Then come emerging managers - those that AIMA define as having AUM of up to $500m USD – there are 2052* of these, also managing 6%* of the total hedge fund industry AUM. These managers feature many entrepreneurs and start-up businesses. They are often the cradle for the industry’s innovations. Yet much less is known about these smaller firms. Until this research, we did not know, for example, that the average break-even point for sub-$500m firms is about $86m – or that a third of these firms run profitable businesses with less than $50m in assets. This is a significant finding, since other surveys - of the industry as a whole – have suggested that the average breakeven figure is several hundred million dollars. Those data points were heavily influenced by the largest businesses in our industry. It stands to reason that a firm with hundreds of employees and institutional clients in numerous jurisdictions would cost substantially more to run than, say, a five-person outfit managing assets for a small number of clients (as well as its own money).
Our research also sheds new light on the impact of broader trends and themes on this segment of the industry, such as fee pressures, the impact of post-crisis regulations, demands for ever greater methods of alignment of interests, and the optimum mix between in- and out-sourcing.
Smaller hedge fund firms comprise an essential constituency for both our organisations. Sub-$500m firms make up about two-thirds of AIMA’s fund manager members, while GPP is of course a leading prime broker for small and mid-sized hedge funds. We are pleased to be working together to provide insights into this important community, which reflect both the industry’s past, when hedge fund firms were generally smaller and more reliant on investment from family offices and funds of funds, and its future.
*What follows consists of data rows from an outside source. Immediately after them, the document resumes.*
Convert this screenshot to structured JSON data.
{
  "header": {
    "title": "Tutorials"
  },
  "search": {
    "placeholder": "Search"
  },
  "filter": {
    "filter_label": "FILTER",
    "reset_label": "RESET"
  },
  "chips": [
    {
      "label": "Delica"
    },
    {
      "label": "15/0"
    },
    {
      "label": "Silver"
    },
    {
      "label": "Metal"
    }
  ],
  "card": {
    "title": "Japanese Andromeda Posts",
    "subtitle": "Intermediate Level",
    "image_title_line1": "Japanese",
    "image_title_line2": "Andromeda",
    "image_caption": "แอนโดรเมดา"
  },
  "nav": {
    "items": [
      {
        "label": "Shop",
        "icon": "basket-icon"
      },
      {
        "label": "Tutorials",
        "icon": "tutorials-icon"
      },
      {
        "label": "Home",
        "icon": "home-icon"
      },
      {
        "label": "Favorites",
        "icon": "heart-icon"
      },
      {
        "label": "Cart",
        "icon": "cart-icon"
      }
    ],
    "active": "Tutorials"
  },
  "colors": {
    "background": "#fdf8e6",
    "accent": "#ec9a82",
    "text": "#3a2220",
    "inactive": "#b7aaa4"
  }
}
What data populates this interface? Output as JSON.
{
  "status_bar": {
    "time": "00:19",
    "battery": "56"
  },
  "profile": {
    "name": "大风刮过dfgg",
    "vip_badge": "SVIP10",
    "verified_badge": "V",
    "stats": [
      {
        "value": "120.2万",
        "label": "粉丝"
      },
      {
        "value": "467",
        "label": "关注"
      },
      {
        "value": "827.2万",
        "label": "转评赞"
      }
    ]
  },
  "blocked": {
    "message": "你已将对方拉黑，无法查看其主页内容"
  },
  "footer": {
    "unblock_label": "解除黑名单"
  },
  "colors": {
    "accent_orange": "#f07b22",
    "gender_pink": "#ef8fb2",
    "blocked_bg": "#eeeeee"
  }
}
*Number of hedge funds and AUM sourced from Preqin, June 2017
Head of Prime Brokerage, GPP